As I read it, I call to mind the words of my favorite poet, Emily Dickinson. She writes that “hope is the thing with feathers – that perches in the soul.”

You know, if you are thing with feathers perching anywhere, there is a real sense that you could fly away at any moment. You are there, but for how long? The slightest breeze could send you flittering away.

As she often did, in an economy of words that only the true genius really knows how to fully utilize, Emily strikes a chord of deep, abiding truth. Hope is a fleeting matter.

The reminder to Keep Hope Alive is one that demands constancy, vigilance, and renewed commitment. What appears as hope today can easily erode tomorrow and need to be replaced by something new that has heretofore either not existed, gone unnoticed, or been under-utilized.

The Earth is on the precipice of becoming uninhabitable as global temperatures rise out of control.

Two terrorist attacks last week took dozens of lives each, one in Istanbul and one in Baghdad.

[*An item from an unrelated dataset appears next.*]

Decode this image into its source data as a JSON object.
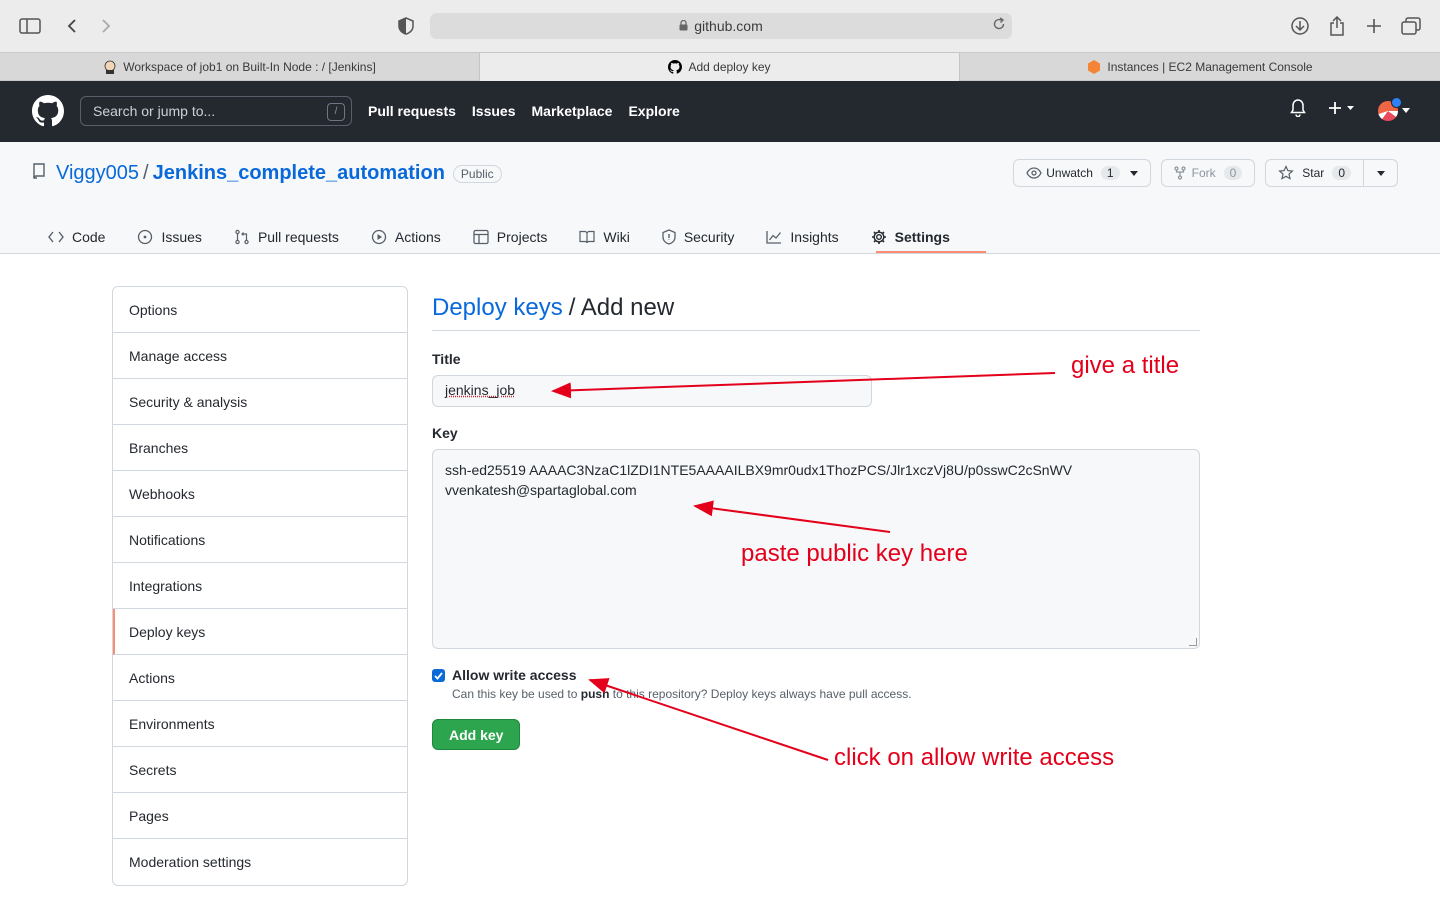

America is about to hand over the oval office to an unapologetic misanthrope whose public rhetoric belittles women, Mexicans, Muslims and the poor. He threatens to engage democracy as a weapon against the most vulnerable rather than as their hope of last resort.

What does it mean to keep hope alive under these circumstances?

If we can’t answer that question, there is little left for faith to offer.

Which is not my way of saying we have no hope; it is rather my way of saying that time with the sacred must include the lament speaks from our despair; and then postures us to hear the voice that speaks a hope that comes when our own imaginations fail us.

We have been in these places before. Each time there is a tendency to think it has never been this bad; or that God and faith have become irrelevant in light of this new threat.

We cannot succumb to that. We must keep hope alive. And to do that, we must commit to time with our sacred. That commitment must find us available and open to the Holy One who sees beyond the threat, beyond the despair, beyond the complexity and the uncertainty and the, well – hopelessness. She will not be silent in this time – nor can we remain inactive.

We are agents of transformation and hope. We broker in what remains possible long after our collective genius fails us. With each step in this sacred wilderness, we muster the hope and courage to believe there is a way forward, a way through, a way out. And in companionship with our Creator and Sustainer, we commit to take the next uncertain step in the direction of a tomorrow that is not barren of hope and possibility.

She may perch with feathers, but she abides. She stands ready to soar, and in the flight remind us that we march forward on this journey, overcoming obstacles and defeating forces that conspire to undo us.

Walk together on this pathway. Keep hope alive. See beyond the despair and know that surprises await us all as we wind our way across the days on our journey Into the Mystic.